§ THE PROBLEM: Which lines in the records below mention the word "Stanowisko"? Copy each one out.
------ DATA RECORDS ------
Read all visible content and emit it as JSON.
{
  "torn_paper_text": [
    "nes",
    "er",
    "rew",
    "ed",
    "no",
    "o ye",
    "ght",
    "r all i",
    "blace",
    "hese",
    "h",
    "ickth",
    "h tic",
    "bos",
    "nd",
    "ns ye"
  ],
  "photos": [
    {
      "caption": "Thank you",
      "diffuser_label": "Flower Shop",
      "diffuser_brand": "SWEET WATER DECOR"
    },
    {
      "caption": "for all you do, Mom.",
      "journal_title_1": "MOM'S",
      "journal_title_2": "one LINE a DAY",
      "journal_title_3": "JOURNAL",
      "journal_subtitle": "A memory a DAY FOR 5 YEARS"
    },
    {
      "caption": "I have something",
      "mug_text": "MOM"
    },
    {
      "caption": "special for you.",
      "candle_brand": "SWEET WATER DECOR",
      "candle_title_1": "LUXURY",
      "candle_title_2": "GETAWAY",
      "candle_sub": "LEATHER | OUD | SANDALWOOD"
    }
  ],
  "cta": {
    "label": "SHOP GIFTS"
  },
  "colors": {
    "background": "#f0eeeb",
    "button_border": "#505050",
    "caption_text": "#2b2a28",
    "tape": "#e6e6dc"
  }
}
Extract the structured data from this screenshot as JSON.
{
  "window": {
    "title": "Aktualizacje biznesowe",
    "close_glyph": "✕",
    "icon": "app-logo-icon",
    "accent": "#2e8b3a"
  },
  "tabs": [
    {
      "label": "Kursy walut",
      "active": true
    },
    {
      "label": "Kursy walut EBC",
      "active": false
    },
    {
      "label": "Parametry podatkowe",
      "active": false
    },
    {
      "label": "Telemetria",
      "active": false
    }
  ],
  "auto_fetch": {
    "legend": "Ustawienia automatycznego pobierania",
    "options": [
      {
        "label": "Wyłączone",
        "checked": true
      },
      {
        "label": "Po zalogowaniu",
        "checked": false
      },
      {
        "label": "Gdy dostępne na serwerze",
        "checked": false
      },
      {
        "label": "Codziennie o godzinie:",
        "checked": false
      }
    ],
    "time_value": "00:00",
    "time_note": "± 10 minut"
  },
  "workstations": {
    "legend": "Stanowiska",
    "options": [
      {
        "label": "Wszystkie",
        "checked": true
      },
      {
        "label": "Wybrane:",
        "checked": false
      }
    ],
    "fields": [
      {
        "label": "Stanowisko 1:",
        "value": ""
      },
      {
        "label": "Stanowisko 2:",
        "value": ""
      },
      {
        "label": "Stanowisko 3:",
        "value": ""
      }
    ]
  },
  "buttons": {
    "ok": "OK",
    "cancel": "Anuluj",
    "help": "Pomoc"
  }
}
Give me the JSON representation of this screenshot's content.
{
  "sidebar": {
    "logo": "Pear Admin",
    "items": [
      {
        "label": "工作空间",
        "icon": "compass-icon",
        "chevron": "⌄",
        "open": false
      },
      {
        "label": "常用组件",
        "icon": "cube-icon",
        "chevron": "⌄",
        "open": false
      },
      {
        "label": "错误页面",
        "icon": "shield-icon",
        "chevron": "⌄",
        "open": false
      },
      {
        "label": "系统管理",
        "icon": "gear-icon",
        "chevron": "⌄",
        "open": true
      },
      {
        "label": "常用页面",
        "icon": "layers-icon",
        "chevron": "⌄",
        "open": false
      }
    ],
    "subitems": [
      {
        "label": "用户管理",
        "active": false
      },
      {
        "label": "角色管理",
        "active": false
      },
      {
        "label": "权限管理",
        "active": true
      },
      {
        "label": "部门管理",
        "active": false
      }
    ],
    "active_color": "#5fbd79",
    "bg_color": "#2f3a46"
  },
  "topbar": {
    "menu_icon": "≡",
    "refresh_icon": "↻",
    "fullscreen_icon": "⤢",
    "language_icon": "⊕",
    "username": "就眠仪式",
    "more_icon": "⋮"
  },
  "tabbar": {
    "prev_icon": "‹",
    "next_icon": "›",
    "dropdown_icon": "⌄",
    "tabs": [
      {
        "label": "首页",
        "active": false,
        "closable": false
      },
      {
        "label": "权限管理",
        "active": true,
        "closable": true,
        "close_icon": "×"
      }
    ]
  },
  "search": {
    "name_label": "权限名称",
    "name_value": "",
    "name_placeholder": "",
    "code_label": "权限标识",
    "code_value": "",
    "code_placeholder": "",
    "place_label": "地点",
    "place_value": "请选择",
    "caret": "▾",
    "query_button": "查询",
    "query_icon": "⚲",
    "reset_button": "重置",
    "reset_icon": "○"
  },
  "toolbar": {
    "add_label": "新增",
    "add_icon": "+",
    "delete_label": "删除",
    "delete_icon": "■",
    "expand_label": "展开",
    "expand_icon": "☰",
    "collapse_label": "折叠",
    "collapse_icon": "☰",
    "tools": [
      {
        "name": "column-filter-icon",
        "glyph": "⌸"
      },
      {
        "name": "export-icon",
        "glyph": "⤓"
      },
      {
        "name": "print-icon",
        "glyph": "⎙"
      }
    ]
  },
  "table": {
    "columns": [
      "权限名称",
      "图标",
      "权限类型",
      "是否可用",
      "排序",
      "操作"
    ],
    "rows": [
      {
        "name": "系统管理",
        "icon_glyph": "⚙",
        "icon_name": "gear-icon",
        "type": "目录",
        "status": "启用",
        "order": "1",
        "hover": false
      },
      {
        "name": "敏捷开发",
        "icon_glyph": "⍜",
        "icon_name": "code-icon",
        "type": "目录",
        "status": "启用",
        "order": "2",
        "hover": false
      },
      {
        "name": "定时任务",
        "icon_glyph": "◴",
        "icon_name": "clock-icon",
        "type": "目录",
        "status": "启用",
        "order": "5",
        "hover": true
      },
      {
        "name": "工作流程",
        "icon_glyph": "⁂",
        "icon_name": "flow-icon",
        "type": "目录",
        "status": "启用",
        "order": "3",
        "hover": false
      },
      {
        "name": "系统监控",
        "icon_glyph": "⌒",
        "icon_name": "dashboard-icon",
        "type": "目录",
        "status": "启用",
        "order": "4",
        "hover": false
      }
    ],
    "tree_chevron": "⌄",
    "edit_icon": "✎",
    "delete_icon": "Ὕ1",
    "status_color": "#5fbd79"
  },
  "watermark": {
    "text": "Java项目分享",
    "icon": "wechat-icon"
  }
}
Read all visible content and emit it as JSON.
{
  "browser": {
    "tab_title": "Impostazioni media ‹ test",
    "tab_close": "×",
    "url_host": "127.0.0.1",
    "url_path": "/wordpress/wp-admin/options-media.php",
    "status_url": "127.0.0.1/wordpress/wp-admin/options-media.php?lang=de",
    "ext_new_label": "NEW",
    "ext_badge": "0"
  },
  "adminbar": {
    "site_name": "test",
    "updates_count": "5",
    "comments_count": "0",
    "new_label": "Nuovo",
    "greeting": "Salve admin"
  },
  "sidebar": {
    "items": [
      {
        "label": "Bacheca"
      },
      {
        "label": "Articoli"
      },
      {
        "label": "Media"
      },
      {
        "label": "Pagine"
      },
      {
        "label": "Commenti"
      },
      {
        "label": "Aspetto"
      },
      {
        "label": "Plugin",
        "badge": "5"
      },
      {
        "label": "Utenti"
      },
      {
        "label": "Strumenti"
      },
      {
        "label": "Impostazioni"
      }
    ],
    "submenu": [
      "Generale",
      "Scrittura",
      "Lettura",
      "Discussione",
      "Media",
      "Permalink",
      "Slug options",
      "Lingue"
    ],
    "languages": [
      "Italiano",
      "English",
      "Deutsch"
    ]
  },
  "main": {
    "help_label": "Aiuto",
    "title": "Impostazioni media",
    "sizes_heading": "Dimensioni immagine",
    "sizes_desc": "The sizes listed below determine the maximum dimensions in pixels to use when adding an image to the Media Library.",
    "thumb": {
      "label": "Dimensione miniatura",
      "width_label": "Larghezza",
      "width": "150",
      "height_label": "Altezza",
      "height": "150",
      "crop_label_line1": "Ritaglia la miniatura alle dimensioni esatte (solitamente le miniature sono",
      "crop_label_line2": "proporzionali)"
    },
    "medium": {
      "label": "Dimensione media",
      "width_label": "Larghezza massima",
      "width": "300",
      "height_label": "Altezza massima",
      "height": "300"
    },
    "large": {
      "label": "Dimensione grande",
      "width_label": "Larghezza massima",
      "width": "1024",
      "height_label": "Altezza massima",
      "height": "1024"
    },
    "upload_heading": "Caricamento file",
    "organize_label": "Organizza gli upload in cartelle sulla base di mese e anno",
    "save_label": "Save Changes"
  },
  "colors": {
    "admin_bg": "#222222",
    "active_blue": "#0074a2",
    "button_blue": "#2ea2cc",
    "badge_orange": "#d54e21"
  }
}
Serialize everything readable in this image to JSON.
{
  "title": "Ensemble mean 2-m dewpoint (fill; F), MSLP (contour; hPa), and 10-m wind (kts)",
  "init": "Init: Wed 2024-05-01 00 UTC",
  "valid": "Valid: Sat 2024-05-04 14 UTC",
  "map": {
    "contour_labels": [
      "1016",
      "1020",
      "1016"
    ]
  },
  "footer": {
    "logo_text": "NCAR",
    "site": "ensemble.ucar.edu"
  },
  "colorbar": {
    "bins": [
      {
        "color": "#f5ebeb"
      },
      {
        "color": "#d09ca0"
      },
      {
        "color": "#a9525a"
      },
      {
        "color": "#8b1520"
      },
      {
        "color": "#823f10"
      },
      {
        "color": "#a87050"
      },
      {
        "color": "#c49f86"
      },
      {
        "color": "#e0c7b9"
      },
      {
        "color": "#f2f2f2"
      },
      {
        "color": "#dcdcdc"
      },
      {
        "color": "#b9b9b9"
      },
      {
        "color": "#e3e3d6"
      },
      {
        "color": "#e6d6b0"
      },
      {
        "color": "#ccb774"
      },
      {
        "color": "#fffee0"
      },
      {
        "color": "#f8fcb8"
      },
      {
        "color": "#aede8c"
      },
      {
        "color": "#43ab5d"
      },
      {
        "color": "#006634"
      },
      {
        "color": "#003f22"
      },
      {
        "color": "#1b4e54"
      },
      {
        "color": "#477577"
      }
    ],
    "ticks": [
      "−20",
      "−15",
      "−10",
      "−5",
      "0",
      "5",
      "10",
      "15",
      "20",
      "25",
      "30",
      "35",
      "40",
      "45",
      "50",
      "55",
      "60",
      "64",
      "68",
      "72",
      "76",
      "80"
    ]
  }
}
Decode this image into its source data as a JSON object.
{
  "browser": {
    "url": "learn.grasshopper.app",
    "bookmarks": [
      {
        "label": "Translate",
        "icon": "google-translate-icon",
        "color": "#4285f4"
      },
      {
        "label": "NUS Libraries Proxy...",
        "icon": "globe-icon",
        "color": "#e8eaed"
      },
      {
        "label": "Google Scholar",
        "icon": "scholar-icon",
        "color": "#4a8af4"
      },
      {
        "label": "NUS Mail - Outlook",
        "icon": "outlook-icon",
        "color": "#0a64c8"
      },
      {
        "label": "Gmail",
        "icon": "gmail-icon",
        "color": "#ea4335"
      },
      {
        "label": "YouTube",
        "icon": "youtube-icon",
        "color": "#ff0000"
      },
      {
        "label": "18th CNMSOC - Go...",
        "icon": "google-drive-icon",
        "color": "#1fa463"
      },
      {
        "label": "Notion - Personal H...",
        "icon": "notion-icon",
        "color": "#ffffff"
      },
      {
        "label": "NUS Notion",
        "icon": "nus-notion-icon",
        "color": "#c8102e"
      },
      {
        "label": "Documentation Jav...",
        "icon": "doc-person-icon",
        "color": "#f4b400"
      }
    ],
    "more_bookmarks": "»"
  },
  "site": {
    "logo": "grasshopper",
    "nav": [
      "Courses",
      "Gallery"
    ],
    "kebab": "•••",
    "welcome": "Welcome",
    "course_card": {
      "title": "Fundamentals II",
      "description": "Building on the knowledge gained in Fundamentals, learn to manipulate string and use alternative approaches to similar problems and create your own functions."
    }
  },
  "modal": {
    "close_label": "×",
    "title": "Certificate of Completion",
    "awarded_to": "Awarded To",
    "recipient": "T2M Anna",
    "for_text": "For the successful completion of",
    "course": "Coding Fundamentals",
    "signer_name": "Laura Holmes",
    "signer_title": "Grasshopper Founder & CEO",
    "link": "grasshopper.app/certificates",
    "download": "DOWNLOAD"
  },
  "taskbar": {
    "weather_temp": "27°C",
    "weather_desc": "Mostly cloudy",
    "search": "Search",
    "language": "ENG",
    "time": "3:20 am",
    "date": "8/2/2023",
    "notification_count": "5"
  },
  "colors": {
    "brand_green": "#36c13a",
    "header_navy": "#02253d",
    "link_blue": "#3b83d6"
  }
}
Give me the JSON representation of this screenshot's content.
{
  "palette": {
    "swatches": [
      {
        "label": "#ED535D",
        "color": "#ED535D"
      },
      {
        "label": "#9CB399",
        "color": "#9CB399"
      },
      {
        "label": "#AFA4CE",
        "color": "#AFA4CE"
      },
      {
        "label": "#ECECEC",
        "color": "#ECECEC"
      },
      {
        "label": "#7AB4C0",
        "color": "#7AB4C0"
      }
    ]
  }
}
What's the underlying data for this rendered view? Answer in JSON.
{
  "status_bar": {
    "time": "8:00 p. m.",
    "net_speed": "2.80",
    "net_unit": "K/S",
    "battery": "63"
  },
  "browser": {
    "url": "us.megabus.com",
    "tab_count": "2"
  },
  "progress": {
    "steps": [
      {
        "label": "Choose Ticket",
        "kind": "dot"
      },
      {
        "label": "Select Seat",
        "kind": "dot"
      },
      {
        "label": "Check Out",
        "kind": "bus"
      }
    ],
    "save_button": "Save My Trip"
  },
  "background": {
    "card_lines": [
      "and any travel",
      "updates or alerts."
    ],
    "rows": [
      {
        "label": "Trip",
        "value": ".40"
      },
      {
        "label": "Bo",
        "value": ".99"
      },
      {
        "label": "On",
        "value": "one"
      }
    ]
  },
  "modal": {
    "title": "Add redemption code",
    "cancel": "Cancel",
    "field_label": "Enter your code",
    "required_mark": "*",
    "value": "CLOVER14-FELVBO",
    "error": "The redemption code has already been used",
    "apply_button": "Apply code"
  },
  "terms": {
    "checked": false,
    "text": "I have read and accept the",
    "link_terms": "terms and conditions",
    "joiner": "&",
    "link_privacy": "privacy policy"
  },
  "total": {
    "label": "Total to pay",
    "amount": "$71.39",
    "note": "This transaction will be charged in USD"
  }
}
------
§ SOLUTION:
        "label": "Stanowisko 1:",
        "label": "Stanowisko 2:",
        "label": "Stanowisko 3:",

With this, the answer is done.